Search the material and gather each line with "JSON" in it.

▸ **DATA EXTRACT**
....................

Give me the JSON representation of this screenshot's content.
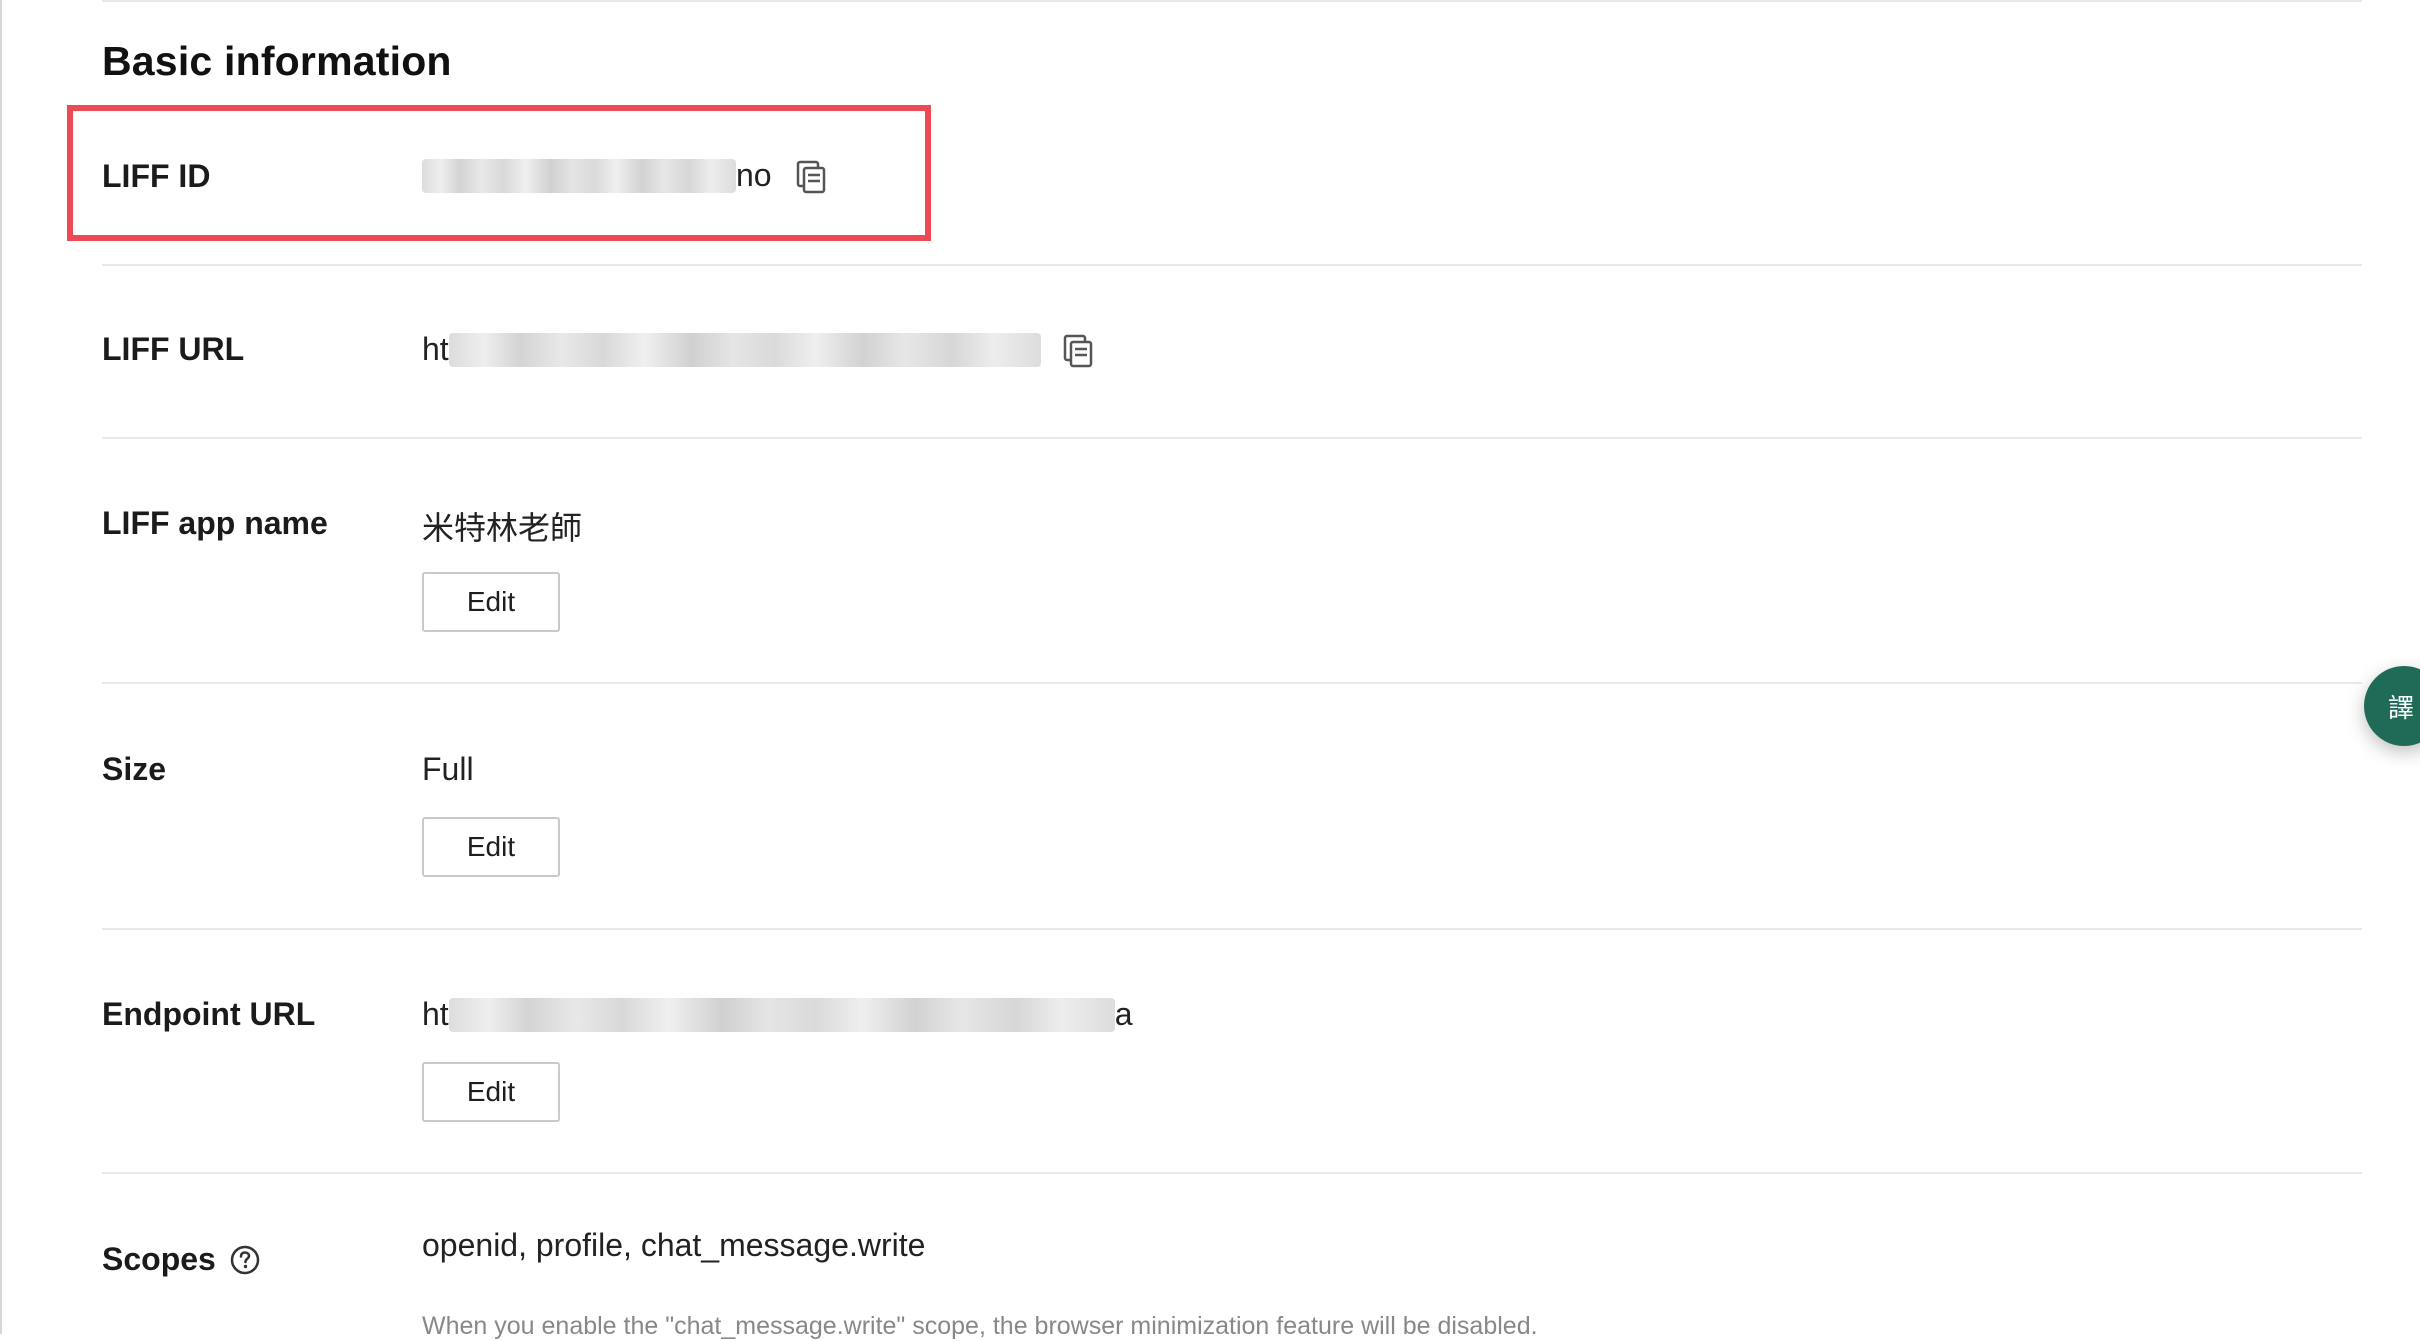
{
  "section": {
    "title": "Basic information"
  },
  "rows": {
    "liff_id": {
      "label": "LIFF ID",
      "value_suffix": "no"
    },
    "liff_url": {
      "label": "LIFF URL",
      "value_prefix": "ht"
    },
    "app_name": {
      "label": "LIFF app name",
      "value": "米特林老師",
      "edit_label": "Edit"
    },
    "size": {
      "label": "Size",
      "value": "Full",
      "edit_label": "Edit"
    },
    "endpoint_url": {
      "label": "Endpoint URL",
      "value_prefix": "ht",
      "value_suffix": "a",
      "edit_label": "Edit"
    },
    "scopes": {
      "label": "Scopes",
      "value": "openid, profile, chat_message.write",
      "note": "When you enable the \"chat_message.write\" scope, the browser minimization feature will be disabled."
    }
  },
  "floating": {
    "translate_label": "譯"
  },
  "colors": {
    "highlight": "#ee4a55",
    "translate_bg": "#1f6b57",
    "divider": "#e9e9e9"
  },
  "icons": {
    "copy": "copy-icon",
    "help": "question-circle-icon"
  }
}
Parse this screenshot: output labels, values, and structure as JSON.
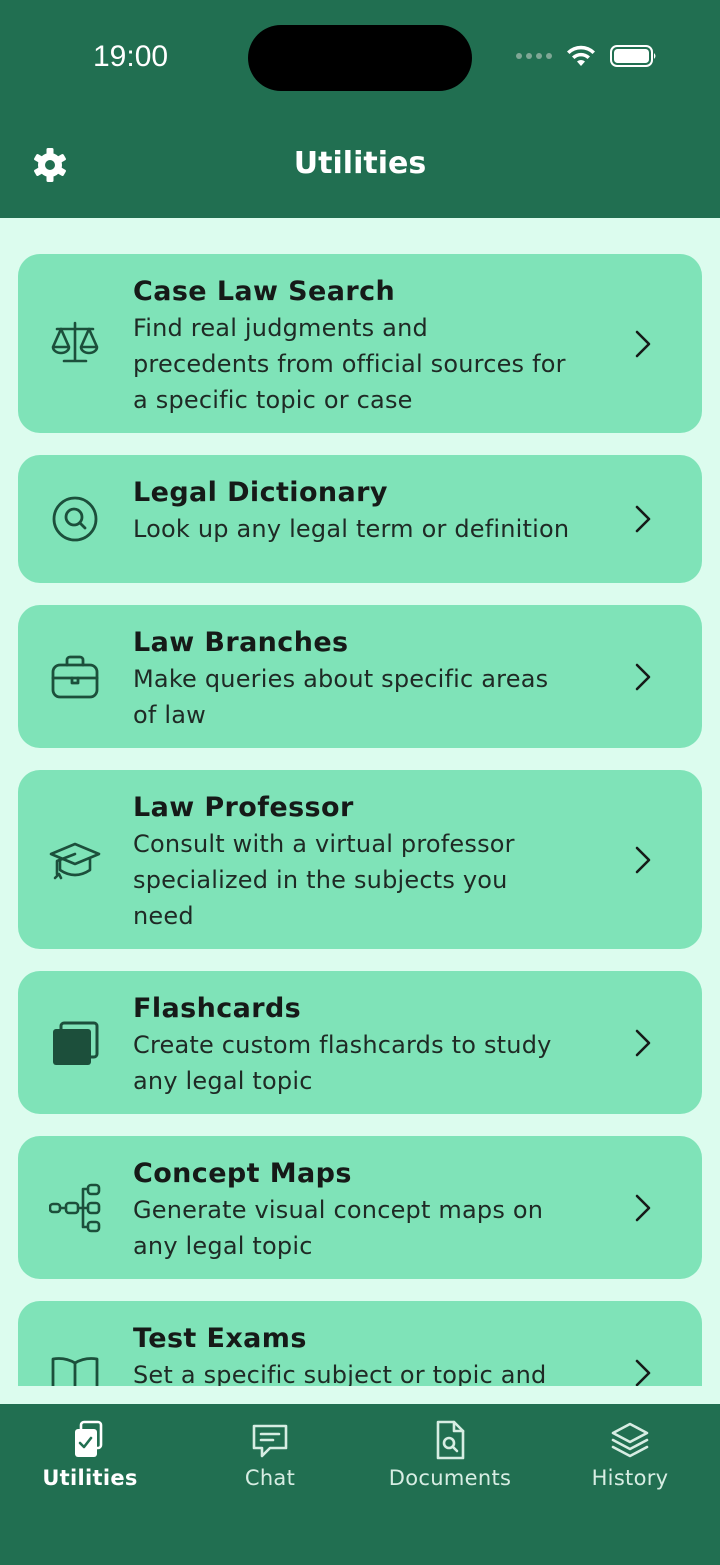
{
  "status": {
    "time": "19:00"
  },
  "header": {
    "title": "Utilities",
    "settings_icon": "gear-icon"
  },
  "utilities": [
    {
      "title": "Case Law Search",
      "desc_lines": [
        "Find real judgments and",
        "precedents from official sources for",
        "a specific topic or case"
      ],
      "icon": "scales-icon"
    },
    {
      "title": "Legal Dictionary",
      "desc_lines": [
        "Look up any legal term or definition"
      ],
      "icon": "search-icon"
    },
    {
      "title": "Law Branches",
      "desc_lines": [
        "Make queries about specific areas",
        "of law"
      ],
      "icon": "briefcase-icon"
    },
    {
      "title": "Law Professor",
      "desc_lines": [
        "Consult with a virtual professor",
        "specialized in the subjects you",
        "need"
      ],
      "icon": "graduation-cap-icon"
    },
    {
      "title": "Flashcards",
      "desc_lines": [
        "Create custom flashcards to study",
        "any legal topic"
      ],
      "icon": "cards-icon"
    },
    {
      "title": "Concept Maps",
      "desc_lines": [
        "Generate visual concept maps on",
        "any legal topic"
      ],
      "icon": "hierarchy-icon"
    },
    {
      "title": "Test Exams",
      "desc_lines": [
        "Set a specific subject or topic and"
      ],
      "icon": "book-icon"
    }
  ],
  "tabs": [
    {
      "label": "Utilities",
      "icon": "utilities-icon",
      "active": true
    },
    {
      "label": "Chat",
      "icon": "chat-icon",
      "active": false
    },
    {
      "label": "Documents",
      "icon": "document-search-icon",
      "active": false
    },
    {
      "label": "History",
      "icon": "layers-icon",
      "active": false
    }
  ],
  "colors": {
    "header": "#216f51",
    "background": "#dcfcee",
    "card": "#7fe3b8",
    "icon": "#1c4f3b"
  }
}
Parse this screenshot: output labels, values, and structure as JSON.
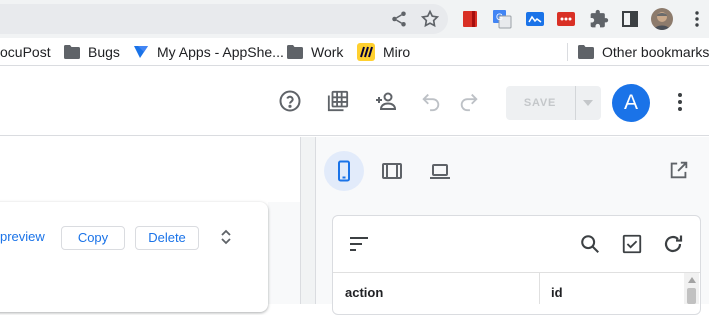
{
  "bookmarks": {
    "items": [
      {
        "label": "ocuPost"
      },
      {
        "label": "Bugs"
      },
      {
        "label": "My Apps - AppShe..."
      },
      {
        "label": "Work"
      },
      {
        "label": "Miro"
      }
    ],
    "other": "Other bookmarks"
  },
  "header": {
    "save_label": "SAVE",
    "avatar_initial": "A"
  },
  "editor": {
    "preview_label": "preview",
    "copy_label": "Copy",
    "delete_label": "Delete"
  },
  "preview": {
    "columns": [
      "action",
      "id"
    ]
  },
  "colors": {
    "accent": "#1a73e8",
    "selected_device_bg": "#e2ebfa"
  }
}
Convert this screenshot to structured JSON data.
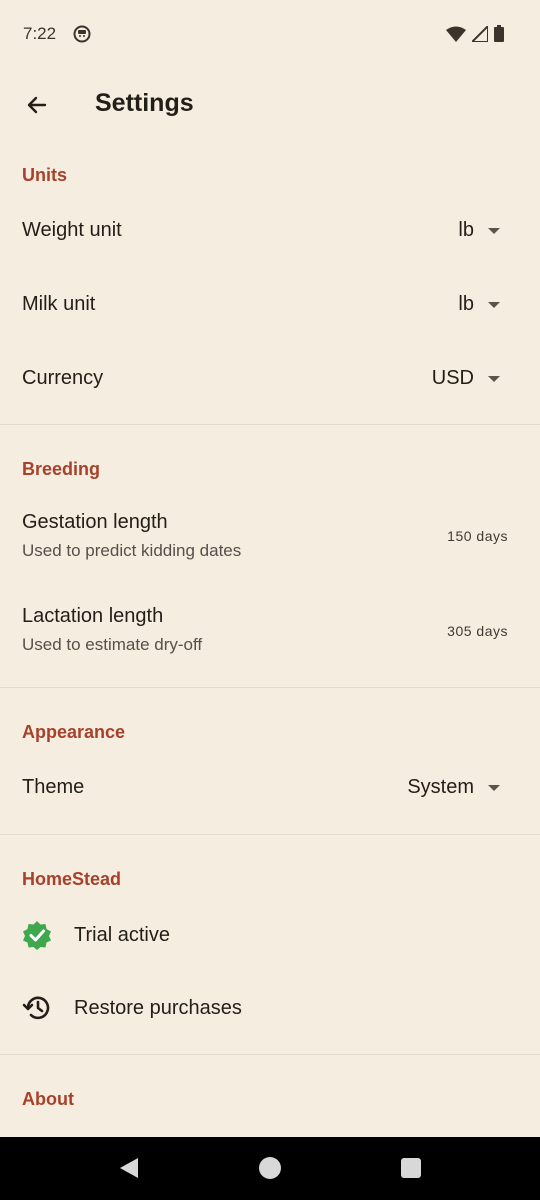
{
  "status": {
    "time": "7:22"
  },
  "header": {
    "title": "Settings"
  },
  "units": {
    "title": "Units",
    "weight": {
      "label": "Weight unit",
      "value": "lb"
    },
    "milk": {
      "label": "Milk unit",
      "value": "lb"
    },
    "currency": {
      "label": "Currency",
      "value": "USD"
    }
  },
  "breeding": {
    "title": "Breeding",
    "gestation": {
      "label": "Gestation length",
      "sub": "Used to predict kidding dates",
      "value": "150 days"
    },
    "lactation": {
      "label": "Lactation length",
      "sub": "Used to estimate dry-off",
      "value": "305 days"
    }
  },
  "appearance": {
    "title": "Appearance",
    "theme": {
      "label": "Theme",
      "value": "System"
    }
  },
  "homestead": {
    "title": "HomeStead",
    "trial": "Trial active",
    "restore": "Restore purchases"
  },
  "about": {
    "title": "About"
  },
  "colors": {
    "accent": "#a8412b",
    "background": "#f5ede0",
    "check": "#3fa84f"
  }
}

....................

▸ **RESPONSE TO THIS TASK**
Give me the JSON representation of this screenshot's content.
Parse this screenshot: output labels, values, and structure as JSON.
Parse this screenshot: output labels, values, and structure as JSON.
Convert this screenshot to structured JSON data.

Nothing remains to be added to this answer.